NZ trade deficit almost halves in October from a year ago as imports drop faster than exports (Update 3)
27th Nov 09, 10:59am
New Zealand's merchandise trade deficit contracted to NZ$487 million in October from NZ$994 million a year ago as both import and export values continued to trend downward, Statistics New Zealand said. (Update 3 includes video links.) The October 2009 trade deficit represented 16.4% of exports, which was below an average of 30% of exports for the previous five years, Stats NZ said. Trend values based on seasonally adjusted figures showed the trade balance fell into negative territory in October, with a deficit of NZ$23 million from a surplus of NZ$13 million in September. Seasonally adjusted exports (down 1.3%) fell more than imports (down 0.1%) over the month. See Bernard Hickey's commentary on the export and import figures on YouTube here, and on our video page here. "The value of both merchandise imports and exports fell in October 2009 compared with October 2008, down 28.3% and 22.4%, respectively. Imports and exports are showing sustained declines from the high 2008 levels." "The import and export trends (which remove seasonal and irregular fluctuations) have continued to decline since peaking in the latter half of 2008. The imports trend has fallen 25.3% since August 2008, the longest period of decline and the largest fall in this trend since the series began in 1988." "Most import commodity categories contributed to the NZ$1.4 billion fall in import values. The largest contribution came from petroleum and products (down NZ$432 million or 49.3%), led by crude oil, mainly due to lower prices. Mechanical machinery and equipment was the next largest decrease, with falls across most commodities." "Similarly, most export commodity categories contributed to the NZ$859 million decline in export values in October 2009. Exports of milk powder, butter, and cheese were the largest contributor to the decline, down NZ$318 million (32.0%) from last year's high levels. This decrease occurred despite quantities exported being the second highest on record (behind May 2009), and 30.9% higher than October 2008." ASB economist Jane Turner said looking ahead, the trade balance is unlikely to hold onto its gains from the past year with import demand stabilising and the export outlook remaining subdued:

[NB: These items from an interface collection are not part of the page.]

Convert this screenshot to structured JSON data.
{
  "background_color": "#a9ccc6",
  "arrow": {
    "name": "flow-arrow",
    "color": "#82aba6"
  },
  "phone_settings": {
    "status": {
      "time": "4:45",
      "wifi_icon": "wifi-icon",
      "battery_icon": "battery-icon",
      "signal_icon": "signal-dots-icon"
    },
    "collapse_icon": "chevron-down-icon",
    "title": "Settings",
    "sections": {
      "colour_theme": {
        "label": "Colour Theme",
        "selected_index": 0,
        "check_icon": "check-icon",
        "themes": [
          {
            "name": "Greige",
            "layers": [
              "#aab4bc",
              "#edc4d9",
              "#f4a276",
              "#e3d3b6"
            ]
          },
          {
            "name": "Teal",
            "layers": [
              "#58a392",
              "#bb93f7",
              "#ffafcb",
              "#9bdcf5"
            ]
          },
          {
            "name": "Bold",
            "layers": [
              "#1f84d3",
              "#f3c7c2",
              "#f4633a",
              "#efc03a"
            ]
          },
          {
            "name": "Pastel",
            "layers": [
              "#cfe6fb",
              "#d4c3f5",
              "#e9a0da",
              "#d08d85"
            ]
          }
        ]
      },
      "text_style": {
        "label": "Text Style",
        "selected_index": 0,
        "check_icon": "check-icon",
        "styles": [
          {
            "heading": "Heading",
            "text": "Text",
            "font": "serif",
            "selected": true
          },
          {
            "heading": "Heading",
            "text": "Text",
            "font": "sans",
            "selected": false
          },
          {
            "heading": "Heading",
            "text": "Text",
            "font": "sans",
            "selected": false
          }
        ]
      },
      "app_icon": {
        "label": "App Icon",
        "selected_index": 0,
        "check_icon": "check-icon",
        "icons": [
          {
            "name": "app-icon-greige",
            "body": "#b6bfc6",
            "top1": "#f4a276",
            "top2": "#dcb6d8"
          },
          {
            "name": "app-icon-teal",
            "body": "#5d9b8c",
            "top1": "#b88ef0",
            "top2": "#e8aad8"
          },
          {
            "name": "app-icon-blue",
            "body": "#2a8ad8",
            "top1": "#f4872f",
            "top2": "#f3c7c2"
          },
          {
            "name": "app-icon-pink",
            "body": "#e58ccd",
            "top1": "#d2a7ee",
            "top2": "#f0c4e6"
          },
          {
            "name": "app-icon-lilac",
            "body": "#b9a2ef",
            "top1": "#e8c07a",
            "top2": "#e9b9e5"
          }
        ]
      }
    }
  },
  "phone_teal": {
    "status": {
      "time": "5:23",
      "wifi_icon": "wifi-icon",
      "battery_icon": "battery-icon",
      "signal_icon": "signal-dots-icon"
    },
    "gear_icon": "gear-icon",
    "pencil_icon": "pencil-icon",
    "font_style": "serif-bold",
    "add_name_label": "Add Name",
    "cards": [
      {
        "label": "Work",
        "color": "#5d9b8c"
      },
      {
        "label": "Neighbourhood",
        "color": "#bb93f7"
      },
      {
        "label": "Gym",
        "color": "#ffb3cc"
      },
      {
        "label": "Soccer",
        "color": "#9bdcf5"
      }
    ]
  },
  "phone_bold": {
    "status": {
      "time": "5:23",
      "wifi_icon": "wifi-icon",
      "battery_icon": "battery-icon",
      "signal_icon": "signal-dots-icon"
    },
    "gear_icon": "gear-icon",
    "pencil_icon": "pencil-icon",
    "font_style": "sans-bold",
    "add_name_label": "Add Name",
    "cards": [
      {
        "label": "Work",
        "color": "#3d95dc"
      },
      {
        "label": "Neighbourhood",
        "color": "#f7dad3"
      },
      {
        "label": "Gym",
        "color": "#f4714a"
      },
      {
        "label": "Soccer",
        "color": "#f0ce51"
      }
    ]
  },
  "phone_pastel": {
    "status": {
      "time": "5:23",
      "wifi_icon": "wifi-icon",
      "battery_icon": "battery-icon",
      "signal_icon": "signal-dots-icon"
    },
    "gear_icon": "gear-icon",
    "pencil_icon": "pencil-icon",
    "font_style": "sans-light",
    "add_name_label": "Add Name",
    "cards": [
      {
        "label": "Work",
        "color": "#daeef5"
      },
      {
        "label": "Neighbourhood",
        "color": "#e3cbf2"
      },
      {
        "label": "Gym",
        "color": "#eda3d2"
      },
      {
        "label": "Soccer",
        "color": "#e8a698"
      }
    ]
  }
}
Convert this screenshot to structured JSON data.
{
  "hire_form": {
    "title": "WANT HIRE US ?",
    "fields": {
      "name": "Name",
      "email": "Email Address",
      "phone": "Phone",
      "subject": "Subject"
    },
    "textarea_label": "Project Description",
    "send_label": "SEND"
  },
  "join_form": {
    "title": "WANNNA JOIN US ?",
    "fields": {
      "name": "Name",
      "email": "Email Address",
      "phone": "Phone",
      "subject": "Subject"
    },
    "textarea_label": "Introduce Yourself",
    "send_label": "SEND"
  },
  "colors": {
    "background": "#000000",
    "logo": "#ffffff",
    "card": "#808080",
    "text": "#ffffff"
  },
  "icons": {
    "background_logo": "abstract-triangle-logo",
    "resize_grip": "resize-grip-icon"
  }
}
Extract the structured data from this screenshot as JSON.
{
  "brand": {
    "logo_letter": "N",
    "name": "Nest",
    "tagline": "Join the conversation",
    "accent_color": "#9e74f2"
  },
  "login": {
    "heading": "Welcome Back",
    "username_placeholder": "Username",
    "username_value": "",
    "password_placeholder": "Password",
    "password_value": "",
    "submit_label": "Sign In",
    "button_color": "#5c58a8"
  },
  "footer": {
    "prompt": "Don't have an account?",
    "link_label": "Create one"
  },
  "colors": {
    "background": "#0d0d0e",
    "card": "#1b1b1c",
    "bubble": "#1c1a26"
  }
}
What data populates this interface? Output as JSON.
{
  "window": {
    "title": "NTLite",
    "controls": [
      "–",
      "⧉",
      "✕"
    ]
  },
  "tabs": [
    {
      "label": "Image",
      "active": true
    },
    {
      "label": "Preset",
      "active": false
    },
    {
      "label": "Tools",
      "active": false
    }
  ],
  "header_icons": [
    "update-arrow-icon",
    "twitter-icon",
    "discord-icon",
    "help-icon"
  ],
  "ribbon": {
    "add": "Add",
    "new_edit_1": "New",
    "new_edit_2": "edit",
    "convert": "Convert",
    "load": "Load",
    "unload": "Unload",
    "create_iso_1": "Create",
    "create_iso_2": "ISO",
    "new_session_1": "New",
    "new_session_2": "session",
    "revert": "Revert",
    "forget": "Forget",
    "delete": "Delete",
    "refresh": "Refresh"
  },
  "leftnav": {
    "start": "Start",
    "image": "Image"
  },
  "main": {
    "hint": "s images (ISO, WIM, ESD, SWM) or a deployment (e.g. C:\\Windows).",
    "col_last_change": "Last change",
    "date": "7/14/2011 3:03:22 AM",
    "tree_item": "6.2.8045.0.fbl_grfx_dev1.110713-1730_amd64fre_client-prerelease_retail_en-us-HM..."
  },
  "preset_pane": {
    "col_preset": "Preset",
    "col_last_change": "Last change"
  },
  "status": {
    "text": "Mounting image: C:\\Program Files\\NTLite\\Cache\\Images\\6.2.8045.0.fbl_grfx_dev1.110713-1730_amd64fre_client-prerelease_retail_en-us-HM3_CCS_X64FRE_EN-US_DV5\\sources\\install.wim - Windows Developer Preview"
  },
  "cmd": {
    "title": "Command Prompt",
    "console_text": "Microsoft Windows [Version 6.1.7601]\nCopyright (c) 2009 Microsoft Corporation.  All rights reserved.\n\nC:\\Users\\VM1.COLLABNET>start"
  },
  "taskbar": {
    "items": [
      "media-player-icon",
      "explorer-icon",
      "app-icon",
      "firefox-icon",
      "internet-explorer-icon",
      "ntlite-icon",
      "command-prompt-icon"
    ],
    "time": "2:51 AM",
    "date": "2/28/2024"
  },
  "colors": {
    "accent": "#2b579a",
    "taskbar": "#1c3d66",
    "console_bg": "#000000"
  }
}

Over the past year smaller than usual trade deficits and a string of surpluses have helped drive a sharp improvement in the annual trade balance. The smaller trade gap has helped to underpin some of the improvement in the current account deficit. However, looking ahead the trade balance is unlikely to hold onto its gains. Import demand has now stabilised and volumes are likely to soon recover in line with domestic demand. Meanwhile, the export outlook remains subdued with the high NZD hampering exporter's ability to remain competitive. Exporters in American and European markets will face challenging times contending with the strong NZD and weak demand in these markets. However, some offset will come from exports to Australia, benefiting from strong Australian domestic demand coupled with a favourable cross exchange rate.